Image: Evidence of residual gadolinium in the brain (Photo courtesy of Emanuel Kanal/UPMC).
New studies reveal that gadolinium based contrast agents (GBCA) used in magnetic resonance imaging (MRI) exams may remain in the brain for years, but the long-term effects are unknown.
A series of three recent studies raise new questions about residual gadolinium concentrations in the brains of patients with no history of kidney disease. The first, conducted at Teikyo University (Tokyo, Japan), examined brain tissues from five autopsied patients who had undergone multiple GBCA MRI exams and five patients with no gadolinium history. The study, published in the November 2016 issue of the Japanese Journal of Radiology, found that even in patients without severe renal dysfunction, gadolinium accumulated in the brain.
The findings of the Japanese study lend support to the results of a study at the Mayo Clinic (Rochester, MN, USA), published in the March 2016 issue of Radiology, which showed residual gadolinium deposits present in the postmortem brains of 13 patients who had undergone at least four GBCA contrast MRI exams.
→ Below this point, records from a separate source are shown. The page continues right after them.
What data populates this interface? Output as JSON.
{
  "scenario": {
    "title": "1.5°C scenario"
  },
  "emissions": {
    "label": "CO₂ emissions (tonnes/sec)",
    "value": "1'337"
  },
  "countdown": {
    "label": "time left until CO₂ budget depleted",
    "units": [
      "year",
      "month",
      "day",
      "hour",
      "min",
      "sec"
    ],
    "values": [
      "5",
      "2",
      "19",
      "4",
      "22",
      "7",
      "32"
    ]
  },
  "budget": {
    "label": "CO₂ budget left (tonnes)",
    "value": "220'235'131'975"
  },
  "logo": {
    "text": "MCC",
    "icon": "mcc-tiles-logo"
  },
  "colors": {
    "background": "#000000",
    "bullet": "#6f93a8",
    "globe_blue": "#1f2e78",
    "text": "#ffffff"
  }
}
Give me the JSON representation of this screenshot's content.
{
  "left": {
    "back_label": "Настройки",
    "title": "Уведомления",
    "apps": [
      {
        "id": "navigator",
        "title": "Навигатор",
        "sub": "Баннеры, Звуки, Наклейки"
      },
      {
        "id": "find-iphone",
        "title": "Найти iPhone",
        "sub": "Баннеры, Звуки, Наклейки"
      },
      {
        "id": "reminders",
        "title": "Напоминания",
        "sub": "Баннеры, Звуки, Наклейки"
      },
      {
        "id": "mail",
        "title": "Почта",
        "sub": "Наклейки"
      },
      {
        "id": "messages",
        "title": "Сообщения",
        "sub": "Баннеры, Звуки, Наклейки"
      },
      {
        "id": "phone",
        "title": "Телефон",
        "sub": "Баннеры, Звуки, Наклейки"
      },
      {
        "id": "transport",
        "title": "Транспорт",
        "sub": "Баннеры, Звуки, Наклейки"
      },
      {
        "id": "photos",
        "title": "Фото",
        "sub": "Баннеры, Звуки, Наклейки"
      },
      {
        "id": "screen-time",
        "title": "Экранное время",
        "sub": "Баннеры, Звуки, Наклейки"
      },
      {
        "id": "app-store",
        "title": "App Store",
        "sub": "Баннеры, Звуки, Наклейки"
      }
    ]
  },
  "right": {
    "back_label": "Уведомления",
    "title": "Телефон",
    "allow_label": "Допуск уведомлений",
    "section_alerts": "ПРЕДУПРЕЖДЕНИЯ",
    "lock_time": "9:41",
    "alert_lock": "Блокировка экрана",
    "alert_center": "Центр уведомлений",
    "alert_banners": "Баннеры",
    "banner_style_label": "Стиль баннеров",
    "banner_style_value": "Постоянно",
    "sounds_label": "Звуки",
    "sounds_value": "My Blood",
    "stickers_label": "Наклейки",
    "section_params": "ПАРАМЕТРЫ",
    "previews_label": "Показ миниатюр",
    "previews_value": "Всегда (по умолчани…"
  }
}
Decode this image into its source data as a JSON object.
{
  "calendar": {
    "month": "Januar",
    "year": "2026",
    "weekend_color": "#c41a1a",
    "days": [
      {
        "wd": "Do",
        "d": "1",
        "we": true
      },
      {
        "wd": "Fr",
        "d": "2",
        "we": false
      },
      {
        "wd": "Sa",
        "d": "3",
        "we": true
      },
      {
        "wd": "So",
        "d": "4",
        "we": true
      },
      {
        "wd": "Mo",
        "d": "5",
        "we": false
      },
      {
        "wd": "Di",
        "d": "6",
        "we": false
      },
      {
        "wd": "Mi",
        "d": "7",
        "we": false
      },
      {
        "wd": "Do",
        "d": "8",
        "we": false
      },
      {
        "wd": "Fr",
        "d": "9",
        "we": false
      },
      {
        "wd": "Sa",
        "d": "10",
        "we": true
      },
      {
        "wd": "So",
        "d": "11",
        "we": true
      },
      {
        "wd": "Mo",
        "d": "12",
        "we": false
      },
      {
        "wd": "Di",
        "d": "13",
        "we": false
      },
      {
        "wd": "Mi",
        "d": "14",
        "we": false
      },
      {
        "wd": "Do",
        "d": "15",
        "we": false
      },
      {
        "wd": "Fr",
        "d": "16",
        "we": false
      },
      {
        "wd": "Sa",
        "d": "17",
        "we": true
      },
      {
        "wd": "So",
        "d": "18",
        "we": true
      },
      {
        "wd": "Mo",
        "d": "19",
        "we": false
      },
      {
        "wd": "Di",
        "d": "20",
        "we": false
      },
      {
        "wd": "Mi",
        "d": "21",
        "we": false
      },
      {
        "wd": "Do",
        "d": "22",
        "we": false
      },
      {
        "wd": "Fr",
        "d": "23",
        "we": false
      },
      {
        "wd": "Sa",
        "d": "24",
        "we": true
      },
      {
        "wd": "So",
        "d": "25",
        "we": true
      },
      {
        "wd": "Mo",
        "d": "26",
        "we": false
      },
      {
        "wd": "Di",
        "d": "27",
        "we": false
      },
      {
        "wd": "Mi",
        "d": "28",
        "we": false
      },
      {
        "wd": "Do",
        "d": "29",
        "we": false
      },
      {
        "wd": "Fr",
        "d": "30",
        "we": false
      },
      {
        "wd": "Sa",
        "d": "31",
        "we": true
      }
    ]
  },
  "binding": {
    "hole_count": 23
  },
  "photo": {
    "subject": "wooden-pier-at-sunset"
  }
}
Neither the Teikyo University nor the Mayo clinic study was able to identify whether the residual gadolinium was in free or chelated form.
A third study, by the University of Heidelberg (Germany), published in the June 2015 issue of Radiology, retrospectively looked at two groups of 50 patients who had undergone at least six MRI exams, suggests that the molecular structure of the gadolinium contrast agent may play a role in retention. There are two structurally distinct categories of GBCA: linear and macrocyclic. In the macrocyclic structure, the gadolinium is bound more tightly to the chelating agent and, therefore, less likely to release free gadolinium into the body.
“We now have clear evidence that the administration of various gadolinium-based contrast agents results in notably varied levels of accumulation of residual gadolinium in the brain. What we still don’t know is the clinical significance, if any, of this observation,” commented professor of radiology and neuroradiology Emanuel Kanal, MD, director of magnetic resonance services at University of Pittsburgh Medical Center (UPMC, PA, USA). “We cannot unnecessarily deprive our patients of crucial, even life-saving medical data from gadolinium contrast-enhanced MRI. Nor can we ignore these new findings and continue prescribing them as we have until now, without change.”
Gadolinium--a rare earth heavy metal--is used for enhancement during MRI. Neurotoxic effects have been seen in animals and when a GBCA is given intrathecally in humans. On its own, gadolinium can be toxic; therefore, when used in contrast agents, gadolinium is bonded with a molecule called a chelating agent, which controls the distribution of gadolinium within the body. In July 2015, the U.S. Food and Drug Administration (FDA) stated that it was unknown whether gadolinium deposits in the brain were harmful.
University of Heidelberg
University of Pittsburgh Medical Center